Have more questions about the services that Youthsafe offers to protect young people while they’re partying?
See if we’ve answered your questions below.

What role do parents play in ensuring safety for youth at parties?

When it comes to planning parties for teenagers and young people, parents hold a great deal of responsibility. Enjoying and celebrating life with friends is all a part of young people experiencing more and more independence. Parents want young people to do so without causing harm to themselves or those around them.

Parents also have more capacity to plan for emergencies or have a Plan B (planned together) in case something goes wrong and there needs to be a pivot.

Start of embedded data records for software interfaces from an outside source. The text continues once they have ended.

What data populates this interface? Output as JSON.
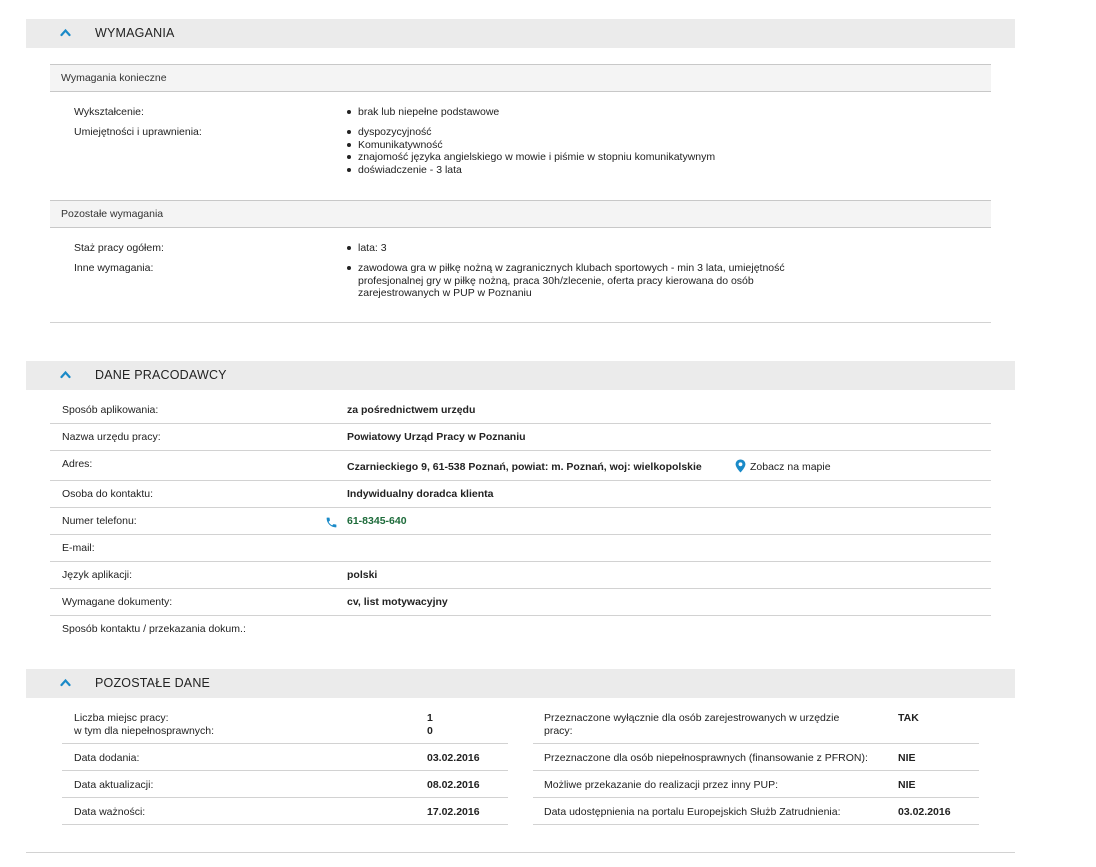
{
  "wymagania": {
    "title": "WYMAGANIA",
    "konieczne": {
      "title": "Wymagania konieczne",
      "rows": [
        {
          "label": "Wykształcenie:",
          "items": [
            "brak lub niepełne podstawowe"
          ]
        },
        {
          "label": "Umiejętności i uprawnienia:",
          "items": [
            "dyspozycyjność",
            "Komunikatywność",
            "znajomość języka angielskiego w mowie i piśmie w stopniu komunikatywnym",
            "doświadczenie - 3 lata"
          ]
        }
      ]
    },
    "pozostale": {
      "title": "Pozostałe wymagania",
      "rows": [
        {
          "label": "Staż pracy ogółem:",
          "items": [
            "lata: 3"
          ]
        },
        {
          "label": "Inne wymagania:",
          "items": [
            "zawodowa gra w piłkę nożną w zagranicznych klubach sportowych - min 3 lata, umiejętność profesjonalnej gry w piłkę nożną, praca 30h/zlecenie, oferta pracy kierowana do osób zarejestrowanych w PUP w Poznaniu"
          ]
        }
      ]
    }
  },
  "dane_pracodawcy": {
    "title": "DANE PRACODAWCY",
    "rows": [
      {
        "label": "Sposób aplikowania:",
        "value": "za pośrednictwem urzędu"
      },
      {
        "label": "Nazwa urzędu pracy:",
        "value": "Powiatowy Urząd Pracy w Poznaniu"
      },
      {
        "label": "Adres:",
        "value": "Czarnieckiego 9, 61-538 Poznań, powiat: m. Poznań, woj: wielkopolskie"
      },
      {
        "label": "Osoba do kontaktu:",
        "value": "Indywidualny doradca klienta"
      },
      {
        "label": "Numer telefonu:",
        "value": "61-8345-640"
      },
      {
        "label": "E-mail:",
        "value": ""
      },
      {
        "label": "Język aplikacji:",
        "value": "polski"
      },
      {
        "label": "Wymagane dokumenty:",
        "value": "cv, list motywacyjny"
      },
      {
        "label": "Sposób kontaktu / przekazania dokum.:",
        "value": ""
      }
    ],
    "map_link": "Zobacz na mapie",
    "map_icon": "map-pin-icon",
    "phone_icon": "phone-icon"
  },
  "pozostale_dane": {
    "title": "POZOSTAŁE DANE",
    "left": [
      {
        "label": "Liczba miejsc pracy:",
        "label2": "w tym dla niepełnosprawnych:",
        "value": "1",
        "value2": "0"
      },
      {
        "label": "Data dodania:",
        "value": "03.02.2016"
      },
      {
        "label": "Data aktualizacji:",
        "value": "08.02.2016"
      },
      {
        "label": "Data ważności:",
        "value": "17.02.2016"
      }
    ],
    "right": [
      {
        "label": "Przeznaczone wyłącznie dla osób zarejestrowanych w urzędzie pracy:",
        "value": "TAK"
      },
      {
        "label": "Przeznaczone dla osób niepełnosprawnych (finansowanie z PFRON):",
        "value": "NIE"
      },
      {
        "label": "Możliwe przekazanie do realizacji przez inny PUP:",
        "value": "NIE"
      },
      {
        "label": "Data udostępnienia na portalu Europejskich Służb Zatrudnienia:",
        "value": "03.02.2016"
      }
    ]
  },
  "colors": {
    "accent": "#1a8ac8",
    "header_bg": "#ebebeb",
    "phone_green": "#1d6b3a"
  }
}
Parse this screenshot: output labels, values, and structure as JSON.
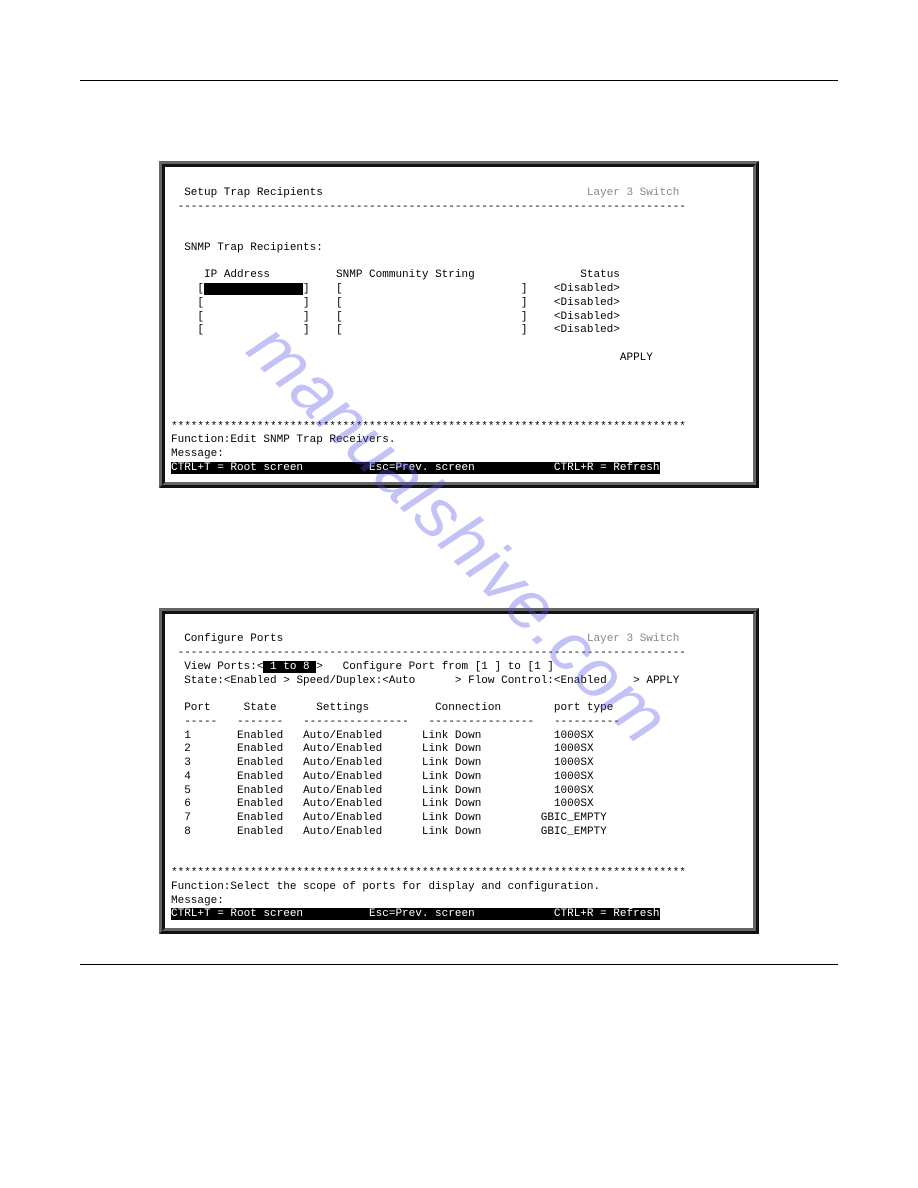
{
  "watermark": "manualshive.com",
  "screen1": {
    "title_left": "Setup Trap Recipients",
    "title_right": "Layer 3 Switch",
    "dash_line": "-----------------------------------------------------------------------------",
    "section_label": "SNMP Trap Recipients:",
    "col_ip": "IP Address",
    "col_comm": "SNMP Community String",
    "col_status": "Status",
    "rows": [
      {
        "ip": "",
        "comm": "",
        "status": "<Disabled>",
        "selected": true
      },
      {
        "ip": "",
        "comm": "",
        "status": "<Disabled>",
        "selected": false
      },
      {
        "ip": "",
        "comm": "",
        "status": "<Disabled>",
        "selected": false
      },
      {
        "ip": "",
        "comm": "",
        "status": "<Disabled>",
        "selected": false
      }
    ],
    "apply_label": "APPLY",
    "star_line": "******************************************************************************",
    "function_line": "Function:Edit SNMP Trap Receivers.",
    "message_line": "Message:",
    "footer_left": "CTRL+T = Root screen",
    "footer_mid": "Esc=Prev. screen",
    "footer_right": "CTRL+R = Refresh"
  },
  "screen2": {
    "title_left": "Configure Ports",
    "title_right": "Layer 3 Switch",
    "dash_line": "-----------------------------------------------------------------------------",
    "view_ports_label": "View Ports:",
    "view_ports_value": "1 to 8",
    "config_label": "Configure Port from [1 ] to [1 ]",
    "state_label": "State:",
    "state_value": "<Enabled >",
    "speed_label": "Speed/Duplex:",
    "speed_value": "<Auto      >",
    "flow_label": "Flow Control:",
    "flow_value": "<Enabled    >",
    "apply_label": "APPLY",
    "table_headers": {
      "port": "Port",
      "state": "State",
      "settings": "Settings",
      "connection": "Connection",
      "type": "port type"
    },
    "header_dashes": {
      "port": "-----",
      "state": "-------",
      "settings": "----------------",
      "connection": "----------------",
      "type": "----------"
    },
    "rows": [
      {
        "port": "1",
        "state": "Enabled",
        "settings": "Auto/Enabled",
        "connection": "Link Down",
        "type": "1000SX"
      },
      {
        "port": "2",
        "state": "Enabled",
        "settings": "Auto/Enabled",
        "connection": "Link Down",
        "type": "1000SX"
      },
      {
        "port": "3",
        "state": "Enabled",
        "settings": "Auto/Enabled",
        "connection": "Link Down",
        "type": "1000SX"
      },
      {
        "port": "4",
        "state": "Enabled",
        "settings": "Auto/Enabled",
        "connection": "Link Down",
        "type": "1000SX"
      },
      {
        "port": "5",
        "state": "Enabled",
        "settings": "Auto/Enabled",
        "connection": "Link Down",
        "type": "1000SX"
      },
      {
        "port": "6",
        "state": "Enabled",
        "settings": "Auto/Enabled",
        "connection": "Link Down",
        "type": "1000SX"
      },
      {
        "port": "7",
        "state": "Enabled",
        "settings": "Auto/Enabled",
        "connection": "Link Down",
        "type": "GBIC_EMPTY"
      },
      {
        "port": "8",
        "state": "Enabled",
        "settings": "Auto/Enabled",
        "connection": "Link Down",
        "type": "GBIC_EMPTY"
      }
    ],
    "star_line": "******************************************************************************",
    "function_line": "Function:Select the scope of ports for display and configuration.",
    "message_line": "Message:",
    "footer_left": "CTRL+T = Root screen",
    "footer_mid": "Esc=Prev. screen",
    "footer_right": "CTRL+R = Refresh"
  }
}
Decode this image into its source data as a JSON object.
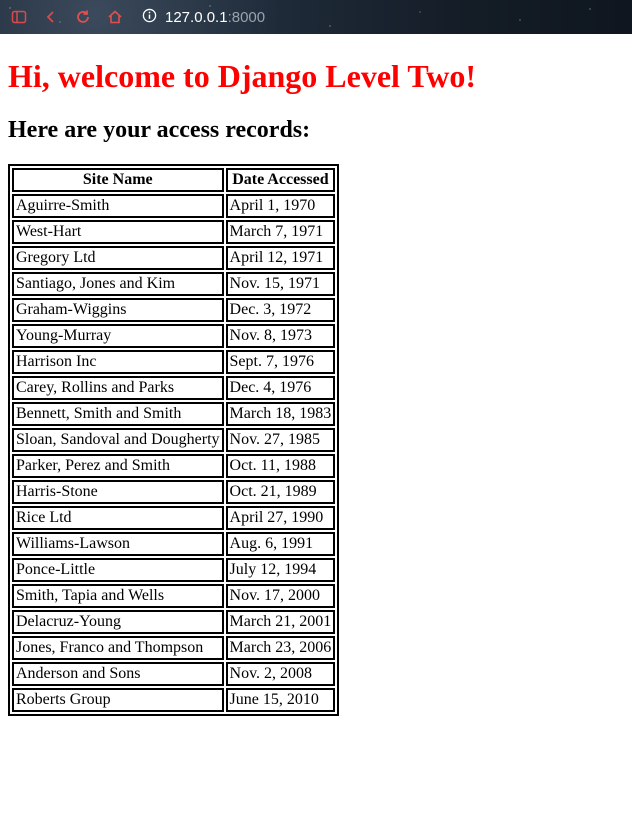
{
  "browser": {
    "url_host": "127.0.0.1",
    "url_port": ":8000",
    "icons": [
      "sidebar-icon",
      "back-icon",
      "reload-icon",
      "home-icon",
      "info-icon"
    ]
  },
  "page": {
    "title": "Hi, welcome to Django Level Two!",
    "subtitle": "Here are your access records:",
    "title_color": "#ff0000"
  },
  "table": {
    "headers": [
      "Site Name",
      "Date Accessed"
    ],
    "rows": [
      [
        "Aguirre-Smith",
        "April 1, 1970"
      ],
      [
        "West-Hart",
        "March 7, 1971"
      ],
      [
        "Gregory Ltd",
        "April 12, 1971"
      ],
      [
        "Santiago, Jones and Kim",
        "Nov. 15, 1971"
      ],
      [
        "Graham-Wiggins",
        "Dec. 3, 1972"
      ],
      [
        "Young-Murray",
        "Nov. 8, 1973"
      ],
      [
        "Harrison Inc",
        "Sept. 7, 1976"
      ],
      [
        "Carey, Rollins and Parks",
        "Dec. 4, 1976"
      ],
      [
        "Bennett, Smith and Smith",
        "March 18, 1983"
      ],
      [
        "Sloan, Sandoval and Dougherty",
        "Nov. 27, 1985"
      ],
      [
        "Parker, Perez and Smith",
        "Oct. 11, 1988"
      ],
      [
        "Harris-Stone",
        "Oct. 21, 1989"
      ],
      [
        "Rice Ltd",
        "April 27, 1990"
      ],
      [
        "Williams-Lawson",
        "Aug. 6, 1991"
      ],
      [
        "Ponce-Little",
        "July 12, 1994"
      ],
      [
        "Smith, Tapia and Wells",
        "Nov. 17, 2000"
      ],
      [
        "Delacruz-Young",
        "March 21, 2001"
      ],
      [
        "Jones, Franco and Thompson",
        "March 23, 2006"
      ],
      [
        "Anderson and Sons",
        "Nov. 2, 2008"
      ],
      [
        "Roberts Group",
        "June 15, 2010"
      ]
    ]
  }
}
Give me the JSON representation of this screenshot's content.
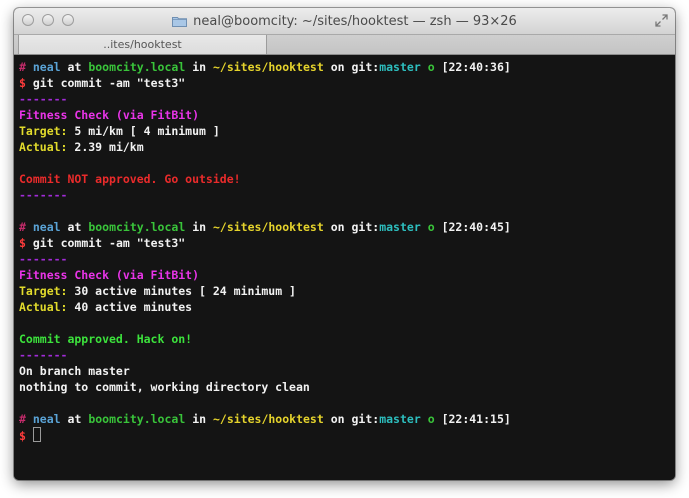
{
  "window": {
    "title": "neal@boomcity: ~/sites/hooktest — zsh — 93×26",
    "tab_label": "..ites/hooktest"
  },
  "prompt": {
    "hash": "#",
    "user": "neal",
    "at": "at",
    "host": "boomcity.local",
    "in": "in",
    "dir": "~/sites/hooktest",
    "on": "on",
    "git_label": "git:",
    "branch": "master",
    "status": "o",
    "dollar": "$"
  },
  "blocks": [
    {
      "time": "[22:40:36]",
      "command": "git commit -am \"test3\"",
      "separator": "-------",
      "heading": "Fitness Check (via FitBit)",
      "target_label": "Target:",
      "target_value": "5 mi/km [ 4 minimum ]",
      "actual_label": "Actual:",
      "actual_value": "2.39 mi/km",
      "result": "Commit NOT approved. Go outside!",
      "separator_end": "-------"
    },
    {
      "time": "[22:40:45]",
      "command": "git commit -am \"test3\"",
      "separator": "-------",
      "heading": "Fitness Check (via FitBit)",
      "target_label": "Target:",
      "target_value": "30 active minutes [ 24 minimum ]",
      "actual_label": "Actual:",
      "actual_value": "40 active minutes",
      "result": "Commit approved. Hack on!",
      "separator_end": "-------",
      "git_output": [
        "On branch master",
        "nothing to commit, working directory clean"
      ]
    }
  ],
  "final_prompt": {
    "time": "[22:41:15]"
  },
  "colors": {
    "background": "#141414",
    "hash": "#c42b6b",
    "user": "#5aa3d6",
    "host": "#39c43a",
    "dir": "#e5d32c",
    "branch": "#2dbfbf",
    "dollar": "#ff3c3c",
    "separator": "#a22bd8",
    "heading": "#e934e8",
    "label": "#e2db2c",
    "fail": "#ea2b2b",
    "pass": "#3ce23c"
  },
  "icons": [
    "folder-icon",
    "fullscreen-icon"
  ]
}
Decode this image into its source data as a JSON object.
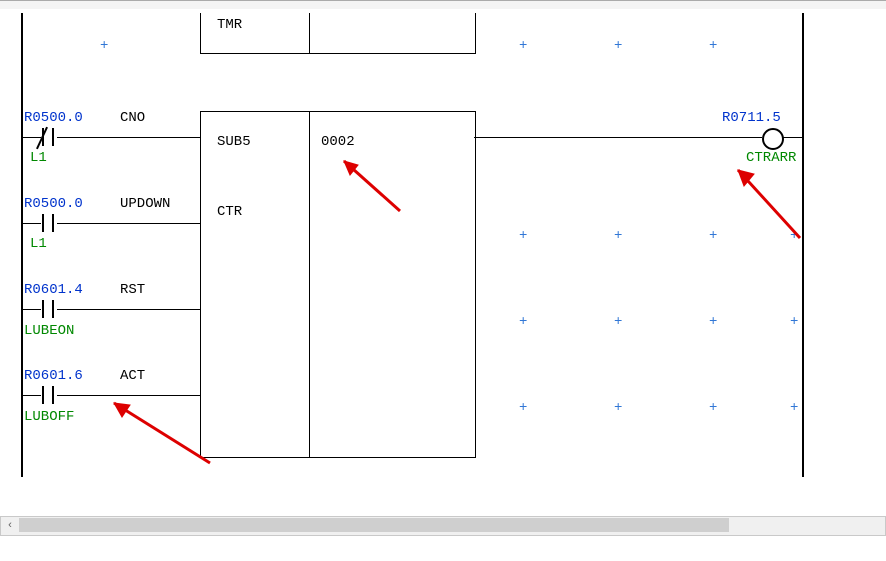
{
  "blocks": {
    "tmr": {
      "label_left": "TMR"
    },
    "sub5": {
      "label_left": "SUB5",
      "label_right": "0002",
      "label_below": "CTR"
    }
  },
  "rows": {
    "cno": {
      "addr": "R0500.0",
      "label": "CNO",
      "comment": "L1"
    },
    "updown": {
      "addr": "R0500.0",
      "label": "UPDOWN",
      "comment": "L1"
    },
    "rst": {
      "addr": "R0601.4",
      "label": "RST",
      "comment": "LUBEON"
    },
    "act": {
      "addr": "R0601.6",
      "label": "ACT",
      "comment": "LUBOFF"
    }
  },
  "coil": {
    "addr": "R0711.5",
    "comment": "CTRARR"
  },
  "scroll": {
    "glyph_left": "‹",
    "thumb_pct": 82
  }
}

This creates a sense of reassurance and also helps young people understand the value of being prepared.

How can young people prepare for unplanned scenarios?

Adult influencers need to take on a more active role and help young people organise more responsible parties where both invitees and their parents feel comfortable that the party has been thoughtfully organised without the risk of bullying, excessive alcohol or drug use, party-crashers, or violence.

The best way to make this happen is to prepare a checklist that addresses all the concerns and risks associated with parties with teens and young people and a plan to make sure that everything is under control should anything go wrong.

Young people should also be aware of the right to turn away any guests or ask them to leave if they’re creating a potentially risky situation for the attendees.

How does Youthsafe prepare young people for social situations like partying?

Our services and programs are designed using evidence-based strategies where our approach to addressing safety in any scenario is based on three core beliefs.

  1. 1
    Negative judgments regarding young people’s behaviour without a clear understanding of the impact of brain development can be detrimental
  2. 2
    Shock tactics are ineffective in impacting long-term behaviour change
  3. 3
    A comprehensive whole-of-community approach to safety is needed rather than just targeting young people and expecting safer behaviour

Are alcohol-related injuries among young people prevalent?

According to research approximately 40% of the population aged 14 and over consume alcohol at least once a week while 5% drink alcohol daily (AIHW, 2019). 13% of deaths among Australians who are 14-17 years of age are alcohol-related with around 200 young people between 15 and 24 being hospitalised each week due to alcohol-related injuries (AIFS, 2021).

At Youthsafe, we have programs that can help young people understand these risks and take necessary precautions to ensure their safety and create a safer social environment for those around them.